The support of such a public data telecommunications tier would assist in building an equitable, diverse and creative media and communications system, and a society that mirrors this diversity with many points of view and different voices. Because of its relevance, immediacy and connections to its many audiences it would increase community awareness of and familiarity with new media and communications services.
More people would likely use these new systems more often and in many different ways, generating increased uptake of commercial services (Tier 1 to Tier n), by sampling of commercial entertainment, educational and cultural services within Tier Zero. All stratas of society would benefit; as would commercial for-profit interests.
Tier Zero would also ameliorate the negative effects of corporatisation or privatisation of previously public owned assets such as transport and communications infrastructure. This is particularly the case in Australia, where Telstra, the government owned telco, has been 49% privatised.
These negative effects primarily concern the removal of the cross-subsidisation of "low profit" goods and services (services to the country, pensioners, lower socioeconomic groups, public access to telephones, etc.) by "high profit" goods and services (long distance telephony, Pay TV, e-commerce, business, etc.). The removal or dilution of these Community or Universal Service Obligations (CSOs or USOs) of carriers and telcos is a major concern as it leaves sensitive economic infrastructure support in the hands of profit-making concerns where short-term aims and market failure may more likely drive prices up and decrease access and usage. Tier Zero requires the institution of new CSOs for large ISP's and Telcos to supply a basic service tier at no or low cost.

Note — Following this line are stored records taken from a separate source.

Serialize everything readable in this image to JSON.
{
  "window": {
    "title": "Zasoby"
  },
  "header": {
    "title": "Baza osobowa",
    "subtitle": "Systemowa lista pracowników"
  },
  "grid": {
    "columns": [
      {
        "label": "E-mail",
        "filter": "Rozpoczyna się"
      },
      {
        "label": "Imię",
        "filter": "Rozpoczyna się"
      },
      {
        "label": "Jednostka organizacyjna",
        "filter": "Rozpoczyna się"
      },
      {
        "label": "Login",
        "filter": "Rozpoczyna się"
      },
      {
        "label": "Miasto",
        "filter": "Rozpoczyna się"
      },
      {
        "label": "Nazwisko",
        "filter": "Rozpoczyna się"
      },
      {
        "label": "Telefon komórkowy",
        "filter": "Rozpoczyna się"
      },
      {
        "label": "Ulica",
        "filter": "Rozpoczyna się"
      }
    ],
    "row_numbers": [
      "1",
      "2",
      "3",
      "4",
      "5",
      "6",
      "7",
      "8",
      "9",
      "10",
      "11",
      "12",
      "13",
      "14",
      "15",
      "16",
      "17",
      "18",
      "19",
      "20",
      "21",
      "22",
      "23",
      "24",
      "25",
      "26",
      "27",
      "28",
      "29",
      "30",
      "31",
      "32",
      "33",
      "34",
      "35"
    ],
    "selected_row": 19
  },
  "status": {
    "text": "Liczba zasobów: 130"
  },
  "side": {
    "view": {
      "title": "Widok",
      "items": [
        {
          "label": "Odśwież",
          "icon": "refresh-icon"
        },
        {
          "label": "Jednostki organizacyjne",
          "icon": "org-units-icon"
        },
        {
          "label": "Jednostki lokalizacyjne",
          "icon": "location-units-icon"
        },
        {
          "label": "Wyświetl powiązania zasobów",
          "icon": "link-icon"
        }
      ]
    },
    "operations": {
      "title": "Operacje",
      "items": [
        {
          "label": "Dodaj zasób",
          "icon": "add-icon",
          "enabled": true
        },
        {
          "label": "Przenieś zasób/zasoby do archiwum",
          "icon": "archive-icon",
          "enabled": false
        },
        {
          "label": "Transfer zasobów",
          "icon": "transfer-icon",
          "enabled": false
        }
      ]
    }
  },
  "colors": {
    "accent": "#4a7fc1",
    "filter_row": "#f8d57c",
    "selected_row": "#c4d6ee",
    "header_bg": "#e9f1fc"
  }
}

In an odd twist, the recent rural and regional voter disaffection with policies that favour the "big end" of town - huge inner-urban projects and diminishing services in the country - have forced the Australian government to allocate significant rural telecommunications and cultural grants to partially replace the services (and value) lost through the corporatisation or sale of public assets. Sadly the bulk of these grants go to inefficient and inappropriate projects based on political expediency. The Liberal National Party has not been successful in convincing rural voters to support the sale of Telstra because voters believe that they will lose services in "poorer" rural areas because these services are never likely to return a profit. However, Tier Zero may be a way to enable both the sale of Telstra AND the maintenance of service levels.
It is likely that until the government and industry recognise the need and value of supporting a lifetime data dialtone - as a basic public service - uptake of new services will follow the same trends as are seen overseas in countries with similar conditions (i.e. not the US): with no government intervention uptake of expensive services plateaus at around 20% of the potential market, as it has for cable, and now broadband. The outcome could then be two internets, two markets and two cultures: one for only higher socio-economic groups (hi speed, rich content); and one for the lower (lo speed, "less-rich" content).
OAC was involved in community based activism over media access with organisations such as Metro TV in Sydney and the peak national body the Community Broadcasting Association of Australia (CBAA). OAC founded the Sydney Public Television Group (SPTVG) in 1991 which later became the ill-fated Community Television Sydney (CTS), the successful trial applicant for the Sixth Channel UHF 31 broadcast license in Sydney. CTS was subsequently taken over by an unrepresentative group which operated the trial license for several years. This trial was not a success for many reasons. An alternative and more independent group was awarded the license in 2004.
The Community Channel